• TASK PROMPT
In the data below, find each line that contains the word "JSON" and copy it.

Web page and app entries
>>>

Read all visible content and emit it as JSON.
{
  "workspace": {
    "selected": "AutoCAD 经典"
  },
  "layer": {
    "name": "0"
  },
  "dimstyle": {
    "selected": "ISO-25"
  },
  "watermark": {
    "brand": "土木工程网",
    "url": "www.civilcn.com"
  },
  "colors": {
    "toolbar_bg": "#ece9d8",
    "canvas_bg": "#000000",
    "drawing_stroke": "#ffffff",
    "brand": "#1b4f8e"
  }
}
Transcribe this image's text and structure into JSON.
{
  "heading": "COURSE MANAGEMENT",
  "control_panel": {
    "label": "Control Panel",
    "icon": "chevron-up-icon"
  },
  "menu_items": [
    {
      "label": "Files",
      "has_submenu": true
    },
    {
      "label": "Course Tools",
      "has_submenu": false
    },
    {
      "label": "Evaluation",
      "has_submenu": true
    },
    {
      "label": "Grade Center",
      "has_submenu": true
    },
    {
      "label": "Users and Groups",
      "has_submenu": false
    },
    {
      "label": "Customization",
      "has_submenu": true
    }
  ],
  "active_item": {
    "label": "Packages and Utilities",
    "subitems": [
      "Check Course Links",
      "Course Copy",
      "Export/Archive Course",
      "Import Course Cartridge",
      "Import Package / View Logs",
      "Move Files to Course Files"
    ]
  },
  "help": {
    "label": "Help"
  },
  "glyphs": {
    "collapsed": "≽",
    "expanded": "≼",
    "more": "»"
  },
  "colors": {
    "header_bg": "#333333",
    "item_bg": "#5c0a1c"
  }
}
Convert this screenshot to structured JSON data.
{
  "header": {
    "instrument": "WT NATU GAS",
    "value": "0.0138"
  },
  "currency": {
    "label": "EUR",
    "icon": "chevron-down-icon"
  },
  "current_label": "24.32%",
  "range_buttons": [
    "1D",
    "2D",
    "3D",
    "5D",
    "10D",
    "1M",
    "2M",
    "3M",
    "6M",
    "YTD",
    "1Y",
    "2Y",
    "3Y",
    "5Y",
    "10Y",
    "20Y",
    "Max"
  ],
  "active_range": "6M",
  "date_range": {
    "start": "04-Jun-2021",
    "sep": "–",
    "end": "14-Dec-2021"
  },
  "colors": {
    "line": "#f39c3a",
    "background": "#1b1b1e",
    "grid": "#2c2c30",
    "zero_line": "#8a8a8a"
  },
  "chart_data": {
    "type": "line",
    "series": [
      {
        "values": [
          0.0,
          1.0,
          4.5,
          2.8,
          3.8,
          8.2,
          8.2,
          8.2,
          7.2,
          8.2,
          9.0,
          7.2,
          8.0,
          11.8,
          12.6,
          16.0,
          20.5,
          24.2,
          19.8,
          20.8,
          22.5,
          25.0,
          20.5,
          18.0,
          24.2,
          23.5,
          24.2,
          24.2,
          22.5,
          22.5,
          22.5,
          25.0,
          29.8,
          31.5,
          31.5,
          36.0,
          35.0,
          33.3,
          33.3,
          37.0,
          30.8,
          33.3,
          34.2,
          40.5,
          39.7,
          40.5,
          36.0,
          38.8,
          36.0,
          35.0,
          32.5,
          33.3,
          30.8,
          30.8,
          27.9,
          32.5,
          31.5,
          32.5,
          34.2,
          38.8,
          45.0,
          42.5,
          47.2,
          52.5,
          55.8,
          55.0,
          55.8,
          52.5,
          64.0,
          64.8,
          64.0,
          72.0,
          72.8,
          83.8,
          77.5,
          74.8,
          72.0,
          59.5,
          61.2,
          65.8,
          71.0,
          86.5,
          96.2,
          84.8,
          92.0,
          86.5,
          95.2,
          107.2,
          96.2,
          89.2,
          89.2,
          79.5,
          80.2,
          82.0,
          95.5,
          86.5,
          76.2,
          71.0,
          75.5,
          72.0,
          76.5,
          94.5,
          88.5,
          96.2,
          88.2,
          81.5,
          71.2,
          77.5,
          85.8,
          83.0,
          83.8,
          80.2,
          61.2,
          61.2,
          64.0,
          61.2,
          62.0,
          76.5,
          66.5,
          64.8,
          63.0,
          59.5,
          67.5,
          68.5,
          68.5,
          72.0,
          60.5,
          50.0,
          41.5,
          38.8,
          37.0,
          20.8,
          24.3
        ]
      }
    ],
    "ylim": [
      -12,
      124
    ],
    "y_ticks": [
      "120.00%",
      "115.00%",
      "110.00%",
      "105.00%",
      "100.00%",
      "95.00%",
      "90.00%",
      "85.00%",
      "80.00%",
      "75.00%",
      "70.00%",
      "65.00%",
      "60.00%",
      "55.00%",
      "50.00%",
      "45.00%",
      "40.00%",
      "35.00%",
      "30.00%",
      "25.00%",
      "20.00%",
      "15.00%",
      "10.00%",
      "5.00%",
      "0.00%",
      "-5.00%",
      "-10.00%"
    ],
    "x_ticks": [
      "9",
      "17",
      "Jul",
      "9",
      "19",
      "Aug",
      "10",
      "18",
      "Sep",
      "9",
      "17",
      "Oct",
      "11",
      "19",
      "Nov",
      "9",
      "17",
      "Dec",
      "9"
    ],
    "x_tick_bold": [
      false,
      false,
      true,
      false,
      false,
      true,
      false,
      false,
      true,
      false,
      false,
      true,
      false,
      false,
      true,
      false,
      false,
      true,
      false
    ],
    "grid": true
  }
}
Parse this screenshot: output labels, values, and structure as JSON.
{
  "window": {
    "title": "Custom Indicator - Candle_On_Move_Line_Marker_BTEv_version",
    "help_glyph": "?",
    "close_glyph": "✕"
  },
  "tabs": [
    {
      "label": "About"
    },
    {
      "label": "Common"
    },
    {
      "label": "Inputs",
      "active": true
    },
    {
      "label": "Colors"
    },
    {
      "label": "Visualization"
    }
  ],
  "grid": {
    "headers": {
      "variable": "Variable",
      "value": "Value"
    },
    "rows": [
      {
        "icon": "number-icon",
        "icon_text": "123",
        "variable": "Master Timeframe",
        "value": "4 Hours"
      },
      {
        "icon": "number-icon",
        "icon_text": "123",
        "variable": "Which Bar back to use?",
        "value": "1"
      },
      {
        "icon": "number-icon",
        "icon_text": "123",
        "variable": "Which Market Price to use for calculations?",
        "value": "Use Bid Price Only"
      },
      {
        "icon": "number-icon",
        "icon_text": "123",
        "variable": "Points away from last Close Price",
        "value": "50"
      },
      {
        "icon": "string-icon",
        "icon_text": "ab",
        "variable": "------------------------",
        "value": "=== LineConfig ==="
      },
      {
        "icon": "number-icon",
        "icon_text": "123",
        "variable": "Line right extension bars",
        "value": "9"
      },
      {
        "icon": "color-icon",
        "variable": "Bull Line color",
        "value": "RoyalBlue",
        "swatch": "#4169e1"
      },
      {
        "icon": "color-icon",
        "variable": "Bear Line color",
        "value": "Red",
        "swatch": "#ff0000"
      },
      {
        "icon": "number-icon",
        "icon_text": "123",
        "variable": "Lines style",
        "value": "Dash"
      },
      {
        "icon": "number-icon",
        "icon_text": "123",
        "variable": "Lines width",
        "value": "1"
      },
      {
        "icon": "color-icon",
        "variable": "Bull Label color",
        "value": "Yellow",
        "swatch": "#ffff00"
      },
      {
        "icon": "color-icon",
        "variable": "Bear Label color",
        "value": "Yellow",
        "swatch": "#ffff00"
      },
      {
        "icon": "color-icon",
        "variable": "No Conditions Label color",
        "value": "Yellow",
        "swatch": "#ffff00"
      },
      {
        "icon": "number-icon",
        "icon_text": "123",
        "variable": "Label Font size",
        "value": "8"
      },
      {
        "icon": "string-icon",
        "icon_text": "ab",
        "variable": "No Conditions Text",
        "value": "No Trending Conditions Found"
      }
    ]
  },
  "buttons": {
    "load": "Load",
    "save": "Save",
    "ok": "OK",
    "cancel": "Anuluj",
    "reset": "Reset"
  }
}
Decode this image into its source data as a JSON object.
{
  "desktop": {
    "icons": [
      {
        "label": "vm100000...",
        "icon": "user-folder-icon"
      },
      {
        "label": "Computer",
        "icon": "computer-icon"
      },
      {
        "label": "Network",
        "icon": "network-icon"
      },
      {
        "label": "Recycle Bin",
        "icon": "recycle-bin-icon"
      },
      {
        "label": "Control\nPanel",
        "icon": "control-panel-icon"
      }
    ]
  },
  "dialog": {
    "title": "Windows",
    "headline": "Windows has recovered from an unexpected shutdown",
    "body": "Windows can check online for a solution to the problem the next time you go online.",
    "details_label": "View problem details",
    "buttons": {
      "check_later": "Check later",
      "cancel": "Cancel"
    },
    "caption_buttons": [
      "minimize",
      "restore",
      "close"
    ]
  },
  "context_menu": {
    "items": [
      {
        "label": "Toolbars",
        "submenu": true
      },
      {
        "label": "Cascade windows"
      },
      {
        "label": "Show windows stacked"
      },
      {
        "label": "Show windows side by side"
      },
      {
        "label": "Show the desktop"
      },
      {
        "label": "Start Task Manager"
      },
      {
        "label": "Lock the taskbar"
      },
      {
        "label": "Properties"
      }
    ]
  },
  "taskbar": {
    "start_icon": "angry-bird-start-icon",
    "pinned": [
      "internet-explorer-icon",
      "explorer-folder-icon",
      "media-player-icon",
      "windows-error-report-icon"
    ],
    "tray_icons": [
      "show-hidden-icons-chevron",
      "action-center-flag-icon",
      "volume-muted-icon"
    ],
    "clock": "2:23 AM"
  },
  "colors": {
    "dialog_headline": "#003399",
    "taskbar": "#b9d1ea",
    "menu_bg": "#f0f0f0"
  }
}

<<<

• EXERCISE RESPONSE
Read all visible content and emit it as JSON.
Transcribe this image's text and structure into JSON.
Convert this screenshot to structured JSON data.
Parse this screenshot: output labels, values, and structure as JSON.
Decode this image into its source data as a JSON object.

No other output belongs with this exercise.